[DATA EXTRACTS]

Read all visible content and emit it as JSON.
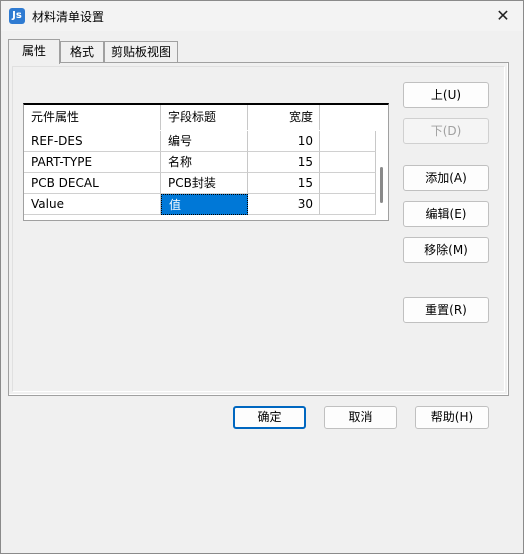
{
  "window": {
    "title": "材料清单设置",
    "close_glyph": "✕",
    "app_icon": "Js"
  },
  "tabs": [
    {
      "label": "属性",
      "active": true
    },
    {
      "label": "格式",
      "active": false
    },
    {
      "label": "剪贴板视图",
      "active": false
    }
  ],
  "grid": {
    "headers": [
      "元件属性",
      "字段标题",
      "宽度"
    ],
    "rows": [
      {
        "attr": "REF-DES",
        "title": "编号",
        "width": "10"
      },
      {
        "attr": "PART-TYPE",
        "title": "名称",
        "width": "15"
      },
      {
        "attr": "PCB DECAL",
        "title": "PCB封装",
        "width": "15"
      },
      {
        "attr": "Value",
        "title": "值",
        "width": "30"
      }
    ]
  },
  "side_buttons": {
    "up": "上(U)",
    "down": "下(D)",
    "add": "添加(A)",
    "edit": "编辑(E)",
    "remove": "移除(M)",
    "reset": "重置(R)"
  },
  "footer_buttons": {
    "ok": "确定",
    "cancel": "取消",
    "help": "帮助(H)"
  },
  "colors": {
    "selection": "#0078d7",
    "default_button_border": "#0067c0"
  }
}
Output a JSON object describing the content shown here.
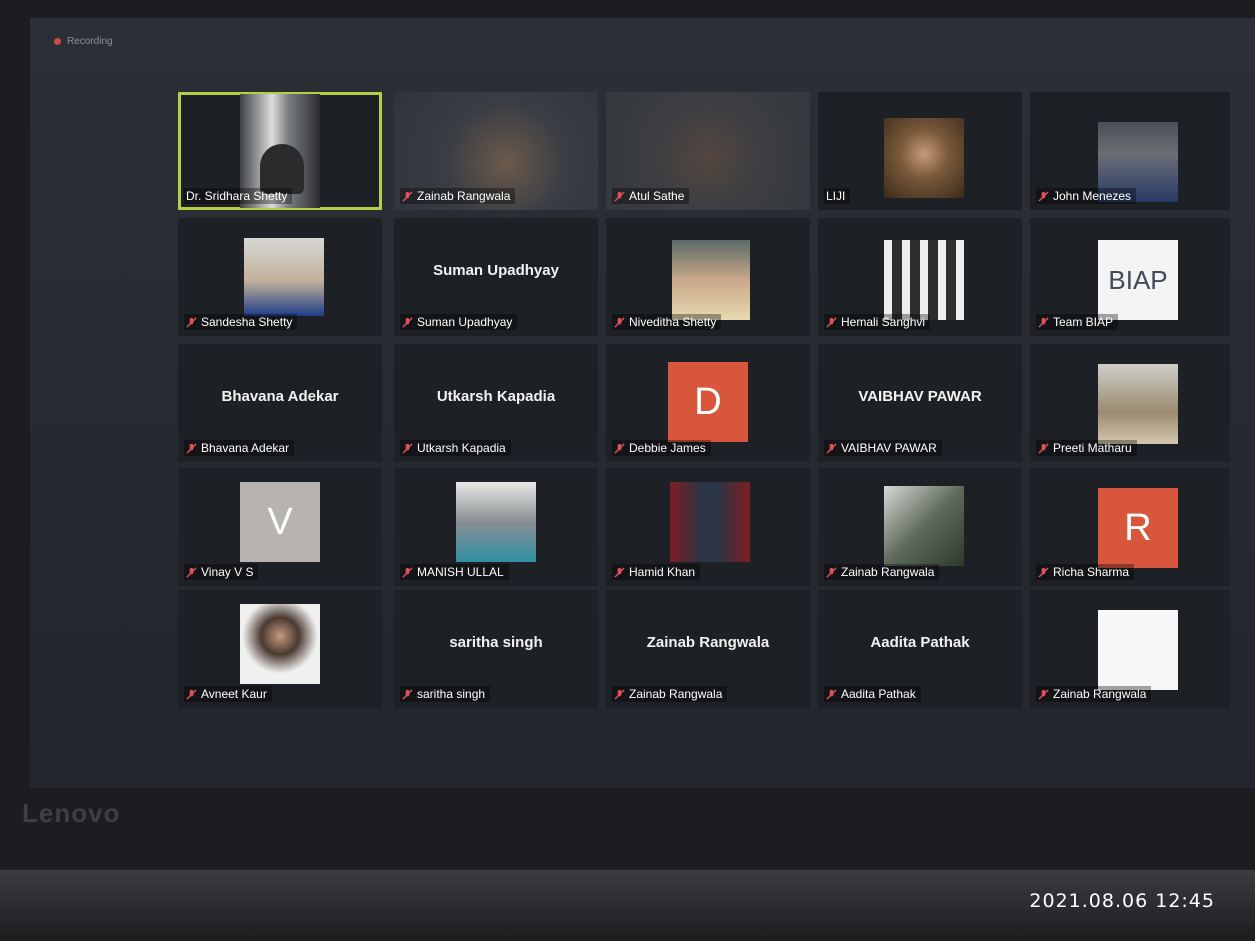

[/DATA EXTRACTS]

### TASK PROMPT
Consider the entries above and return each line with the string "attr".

### EXERCISE ANSWER
        "attr": "REF-DES",
        "attr": "PART-TYPE",
        "attr": "PCB DECAL",
        "attr": "Value",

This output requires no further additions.